• Quick Focus Eyepiece
• Fully Multi Coated Lenses
• Includes 30mm Scope Rings, Scope centerline set at AR15 1½” scope height
• Uses standard 30mm Scope Ring, does not require special 30mm rings.
• Integrated Flip-Up lens covers
• Reticle: P4 SNIPER
• Magnification: 1.1X – 4X
• Objective Dia. (mm): 20mm
• Tube Dia.: 1”, outer Rubber Armor @ 30mm Diameter
• FOV (Feet at 100 yards): 82.7’ – 22.5’
• Eye Relief (in): 3.9” – 3.3”
• Net Weight (oz.): 13.8
• Length (in): 9.6”
• Click Value : 1/2 M.O.A
• MSRP: $99.99
• Street Price: $79.79 from Optics Planet $79.36 from Amazon
Overall Build Quality * * *
The Octagon feels cheap in the hand. It is cheap after all, but it still feels poorly built. Watching the scope mounts strip out upon initial installation didn’t help that feeling and the rubberized coating was a weird addition as well. Nothing else stripped and it didn’t spontaneously burst into a bucket of parts so I’ll give it three stars
Holding zero * * * * *
The Octagon seemed to hold the same zero each time I brought it to bear, and if you treat this as a set it and forget it scope, you might find some use out of it.
Optical Quality * * *
You can see through the glass which I found to be a pro, though the picture is generally dim. Illuminating the reticle doesn’t help as the whole sight picture gets washed out by a sea of red or blue.
The Octagon cannot pass a box drill. You should not rely on these turrets to return to zero after making a change. Subsequently, this scope is relegated to “set it and forget it” status
Overall Rating * *

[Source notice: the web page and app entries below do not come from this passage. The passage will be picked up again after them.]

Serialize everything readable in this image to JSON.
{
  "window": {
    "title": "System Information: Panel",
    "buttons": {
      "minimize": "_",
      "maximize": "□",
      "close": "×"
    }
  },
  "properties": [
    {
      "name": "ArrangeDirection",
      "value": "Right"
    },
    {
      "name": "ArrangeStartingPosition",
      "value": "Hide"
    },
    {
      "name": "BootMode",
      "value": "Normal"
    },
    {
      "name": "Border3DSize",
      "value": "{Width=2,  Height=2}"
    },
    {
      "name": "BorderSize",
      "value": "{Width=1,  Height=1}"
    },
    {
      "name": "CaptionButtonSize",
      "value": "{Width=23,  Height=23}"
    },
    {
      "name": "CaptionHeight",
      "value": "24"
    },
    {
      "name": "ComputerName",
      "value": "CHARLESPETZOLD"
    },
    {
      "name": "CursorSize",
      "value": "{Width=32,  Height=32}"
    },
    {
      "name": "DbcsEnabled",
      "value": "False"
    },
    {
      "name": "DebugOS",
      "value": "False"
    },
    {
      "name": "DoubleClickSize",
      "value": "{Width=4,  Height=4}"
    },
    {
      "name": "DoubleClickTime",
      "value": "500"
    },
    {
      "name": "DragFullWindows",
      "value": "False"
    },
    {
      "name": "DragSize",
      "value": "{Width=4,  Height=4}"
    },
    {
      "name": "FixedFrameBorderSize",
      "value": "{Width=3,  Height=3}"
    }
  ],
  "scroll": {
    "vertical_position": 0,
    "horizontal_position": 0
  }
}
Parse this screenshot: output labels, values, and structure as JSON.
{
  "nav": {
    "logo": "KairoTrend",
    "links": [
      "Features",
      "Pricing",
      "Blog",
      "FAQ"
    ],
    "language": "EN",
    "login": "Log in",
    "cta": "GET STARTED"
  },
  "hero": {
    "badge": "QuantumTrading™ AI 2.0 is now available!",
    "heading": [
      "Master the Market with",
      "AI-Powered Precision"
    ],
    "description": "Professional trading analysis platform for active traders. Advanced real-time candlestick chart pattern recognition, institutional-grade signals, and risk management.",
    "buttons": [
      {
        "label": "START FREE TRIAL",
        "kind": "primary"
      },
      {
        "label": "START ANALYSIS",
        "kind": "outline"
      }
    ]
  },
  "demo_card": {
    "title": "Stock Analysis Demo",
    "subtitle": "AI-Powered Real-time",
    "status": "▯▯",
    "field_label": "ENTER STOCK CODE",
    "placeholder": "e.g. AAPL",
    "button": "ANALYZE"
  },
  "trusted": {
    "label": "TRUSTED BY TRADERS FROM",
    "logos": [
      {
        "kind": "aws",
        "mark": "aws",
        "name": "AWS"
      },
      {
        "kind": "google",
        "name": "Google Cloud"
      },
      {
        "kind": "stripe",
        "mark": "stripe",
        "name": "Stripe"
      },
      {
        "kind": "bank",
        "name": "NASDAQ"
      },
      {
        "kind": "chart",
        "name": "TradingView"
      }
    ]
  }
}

If you need a scope to sit on top of your gun, you need it to look a little weird, and you’re not interested in doing much shooting with it, the NcStar Octagon is going to be about the cheapest scope on the market that meets that criteria. If you’re interested in shooting with it, you won’t be able to use the turrets adjust elevation and windage on the fly, as you’ll need to rezero after making any changes. That’s a showstopper for me, and should be for you too as its an indication of poor build quality, which should be expected on a sub $100 scope. Don’t skimp out on optics. If you need an aiming device, and you only have $80 to spend, buy a decent set of irons.